A new year and new concept at Bistro Terrace.
In summer 2016 brother-sister-duo Paolo and Odile Bouchard (children of Vincent and Kay, owners of Quinta do Tedo) opened the seasonal Bistro Terrace, overlooking the shimmering Tedo river. We wanted to offer tasting room visitors and B&B guests food to complement our fine Portos, DOC Red Wines and organic Olive Oil. And we did, with great success!
Each summer since Bistro Terrace has featured a different concept, with various chefs and a consistently young, professional and creative team to enhance our customers’ overall experience at Quinta do Tedo.
This year’s concept - Tapas.
Did you know that the origins of tapas date back to 13th century Spain, when King Alfonso X declared that no glass of wine should be served without a bite of food? Thus the idea of tapas, defined as "small portions of food to accompany wine" emerged. At Bistro Terrace, we serve gourmet and generously-prepared tapas that showcase Douro specialties and refined, traditional Portuguese flavors.
Portuguese vs Spanish "flavors" - same name, but different.
Pre-Roman Spain and Portugal were recognized as a unified Iberian Peninsula. It wasn’t until 1128 that Portugal emerged (a couple hundred years before Spain) as an independent nation. As Spanish and Portuguese histories, geographies and cultures are intertwined, so are their culinary influences.
The cuisines of Spain and Portugal, countries surrounded on three sides by water, rely heavily on seafood. However, the Portuguese are the true masters of bacalhau (salted cod), which they prepare in 365 different ways (one for each day of the year!). Both cuisines feature plenty of fresh, seasonal and local produce, regional cured meats and cheeses. Based on peasant recipes that are simple, flavorful and easy to prepare, Spanish and Portuguese dishes are the perfect accompaniment to the cholesterol-friendly olive oil and food-friendly wine.
The different herbs and spices used in Spanish and Portuguese cuisines largely set them apart. Saffron, paprika and parsley add fresh bursts of flavor and color to Spanish recipes. Piri piri (a small but potent pepper) bay leaf, coriander, cinnamon, black pepper and other exotic spices, that Portugal acquired during the spice trade, add heat and depth to Portuguese recipes.
Portugal is also known for over its 200 different doces conventuais (convent pastries) made with egg yolks, sugar and occasionally other rich ingredients such as nuts and spices. Legend has it that 15h-century nuns invented these pastries to use up the yolks leftover from starching their laundry with egg whites. The Spanish sweet tooth favors chocolate, which was introduced from the Americas by early 16th-century conquistadors and was kept a secret from the rest of Europe for over 100 years! Since then, Spain’s fine confectionery and rich drinking chocolates have indulged many a gourmet.
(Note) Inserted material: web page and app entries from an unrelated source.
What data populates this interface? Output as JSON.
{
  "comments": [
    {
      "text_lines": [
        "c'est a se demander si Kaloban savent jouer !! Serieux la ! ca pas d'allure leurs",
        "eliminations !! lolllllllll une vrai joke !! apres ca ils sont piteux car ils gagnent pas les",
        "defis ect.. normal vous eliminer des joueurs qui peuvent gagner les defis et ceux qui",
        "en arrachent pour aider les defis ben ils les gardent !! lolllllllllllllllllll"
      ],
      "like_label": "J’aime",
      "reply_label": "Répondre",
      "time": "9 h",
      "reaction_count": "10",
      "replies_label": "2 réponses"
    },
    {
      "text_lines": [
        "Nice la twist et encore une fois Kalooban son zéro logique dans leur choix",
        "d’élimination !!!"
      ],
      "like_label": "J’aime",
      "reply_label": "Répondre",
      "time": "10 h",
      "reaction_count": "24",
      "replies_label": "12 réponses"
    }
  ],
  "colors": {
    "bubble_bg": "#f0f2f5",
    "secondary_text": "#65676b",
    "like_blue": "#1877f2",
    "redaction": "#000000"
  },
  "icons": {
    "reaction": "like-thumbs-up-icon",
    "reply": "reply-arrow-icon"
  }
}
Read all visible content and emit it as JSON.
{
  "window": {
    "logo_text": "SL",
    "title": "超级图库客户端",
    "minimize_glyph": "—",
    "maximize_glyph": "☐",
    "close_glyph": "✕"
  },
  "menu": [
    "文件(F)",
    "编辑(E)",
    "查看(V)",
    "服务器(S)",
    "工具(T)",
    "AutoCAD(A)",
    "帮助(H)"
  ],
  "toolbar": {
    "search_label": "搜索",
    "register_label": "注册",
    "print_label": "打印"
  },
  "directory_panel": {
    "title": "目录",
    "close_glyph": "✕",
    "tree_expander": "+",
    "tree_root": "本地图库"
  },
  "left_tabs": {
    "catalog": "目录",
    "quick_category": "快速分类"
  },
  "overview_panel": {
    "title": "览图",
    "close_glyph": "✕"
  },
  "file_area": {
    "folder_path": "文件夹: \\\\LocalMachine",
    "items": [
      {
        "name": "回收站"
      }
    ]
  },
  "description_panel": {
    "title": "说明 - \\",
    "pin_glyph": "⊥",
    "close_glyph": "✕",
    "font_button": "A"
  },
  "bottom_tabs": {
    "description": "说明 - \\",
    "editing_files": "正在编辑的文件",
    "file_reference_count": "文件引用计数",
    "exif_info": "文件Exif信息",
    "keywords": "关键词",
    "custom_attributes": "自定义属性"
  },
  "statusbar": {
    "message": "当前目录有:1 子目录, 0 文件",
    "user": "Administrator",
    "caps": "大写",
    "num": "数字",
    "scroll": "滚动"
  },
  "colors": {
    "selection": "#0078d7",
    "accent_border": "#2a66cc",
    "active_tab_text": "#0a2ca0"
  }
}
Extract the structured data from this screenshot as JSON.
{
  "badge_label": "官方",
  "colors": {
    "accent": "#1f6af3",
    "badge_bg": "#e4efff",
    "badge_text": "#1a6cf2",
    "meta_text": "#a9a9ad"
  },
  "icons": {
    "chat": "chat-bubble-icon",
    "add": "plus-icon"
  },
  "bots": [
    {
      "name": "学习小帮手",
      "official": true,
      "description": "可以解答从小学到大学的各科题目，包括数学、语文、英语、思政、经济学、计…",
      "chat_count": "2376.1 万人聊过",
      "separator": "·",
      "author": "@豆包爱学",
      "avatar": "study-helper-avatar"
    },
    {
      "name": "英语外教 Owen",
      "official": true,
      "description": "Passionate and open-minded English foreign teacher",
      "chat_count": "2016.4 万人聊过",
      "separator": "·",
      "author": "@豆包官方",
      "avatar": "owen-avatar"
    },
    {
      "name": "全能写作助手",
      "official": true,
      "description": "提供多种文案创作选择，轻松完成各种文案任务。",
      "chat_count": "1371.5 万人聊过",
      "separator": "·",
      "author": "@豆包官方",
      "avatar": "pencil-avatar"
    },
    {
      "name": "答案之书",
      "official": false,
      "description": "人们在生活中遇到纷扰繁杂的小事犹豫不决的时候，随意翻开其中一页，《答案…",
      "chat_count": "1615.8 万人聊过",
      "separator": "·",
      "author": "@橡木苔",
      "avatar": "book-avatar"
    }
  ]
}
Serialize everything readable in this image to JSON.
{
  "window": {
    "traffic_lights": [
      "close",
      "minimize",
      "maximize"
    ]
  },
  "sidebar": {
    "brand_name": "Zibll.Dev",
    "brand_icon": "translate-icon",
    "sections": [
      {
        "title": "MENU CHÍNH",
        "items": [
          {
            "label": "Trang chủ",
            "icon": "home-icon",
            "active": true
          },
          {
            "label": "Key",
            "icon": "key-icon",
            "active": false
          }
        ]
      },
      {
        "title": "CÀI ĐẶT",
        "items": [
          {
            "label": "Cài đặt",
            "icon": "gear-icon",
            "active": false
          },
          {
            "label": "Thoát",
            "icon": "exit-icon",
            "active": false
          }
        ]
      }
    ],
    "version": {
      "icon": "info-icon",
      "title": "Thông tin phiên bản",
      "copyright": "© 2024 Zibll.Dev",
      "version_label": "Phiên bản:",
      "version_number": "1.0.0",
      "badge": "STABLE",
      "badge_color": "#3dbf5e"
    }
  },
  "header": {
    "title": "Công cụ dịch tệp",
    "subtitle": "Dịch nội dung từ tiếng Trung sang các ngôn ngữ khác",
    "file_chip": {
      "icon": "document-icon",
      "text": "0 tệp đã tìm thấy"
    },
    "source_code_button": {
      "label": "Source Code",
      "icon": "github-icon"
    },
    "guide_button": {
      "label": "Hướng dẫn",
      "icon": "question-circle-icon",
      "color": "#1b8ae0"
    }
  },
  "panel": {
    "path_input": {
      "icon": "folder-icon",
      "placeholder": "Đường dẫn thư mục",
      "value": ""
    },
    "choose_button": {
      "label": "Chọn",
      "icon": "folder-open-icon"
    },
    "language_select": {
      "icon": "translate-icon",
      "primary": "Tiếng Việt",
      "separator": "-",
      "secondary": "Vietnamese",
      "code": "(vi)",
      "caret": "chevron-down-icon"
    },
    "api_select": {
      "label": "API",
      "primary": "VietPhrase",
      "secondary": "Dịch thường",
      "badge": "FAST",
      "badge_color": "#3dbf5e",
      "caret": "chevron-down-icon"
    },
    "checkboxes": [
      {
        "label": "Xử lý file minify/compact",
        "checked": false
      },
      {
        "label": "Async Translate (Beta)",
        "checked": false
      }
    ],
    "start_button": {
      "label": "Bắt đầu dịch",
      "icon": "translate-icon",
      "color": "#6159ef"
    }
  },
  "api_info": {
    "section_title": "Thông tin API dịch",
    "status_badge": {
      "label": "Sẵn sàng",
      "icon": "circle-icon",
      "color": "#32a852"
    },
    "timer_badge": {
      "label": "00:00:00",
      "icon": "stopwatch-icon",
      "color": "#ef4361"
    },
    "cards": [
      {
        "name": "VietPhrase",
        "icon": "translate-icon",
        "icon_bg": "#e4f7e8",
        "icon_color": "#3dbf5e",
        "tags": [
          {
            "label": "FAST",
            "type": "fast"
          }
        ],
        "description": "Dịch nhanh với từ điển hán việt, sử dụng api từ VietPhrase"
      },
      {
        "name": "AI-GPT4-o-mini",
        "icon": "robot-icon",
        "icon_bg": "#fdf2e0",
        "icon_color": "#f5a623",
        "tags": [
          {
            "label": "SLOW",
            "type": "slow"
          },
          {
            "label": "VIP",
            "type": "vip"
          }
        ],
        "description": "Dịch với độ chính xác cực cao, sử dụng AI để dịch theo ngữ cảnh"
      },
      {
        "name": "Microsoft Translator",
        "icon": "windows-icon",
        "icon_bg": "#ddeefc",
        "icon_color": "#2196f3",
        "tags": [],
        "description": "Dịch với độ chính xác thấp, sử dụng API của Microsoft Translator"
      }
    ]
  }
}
Spanish cuisine has influenced international cooking trends for decades, yet Portugal is only recently establishing itself as a new foody destination. While respecting the simple flavors of a few quality ingredients, Portuguese chefs are developing their cuisine with innovation and different flavors in interesting ways.
Here is how we do it at Bistro Terrace:
You can check out our other offerings here. We hope to serve you soon!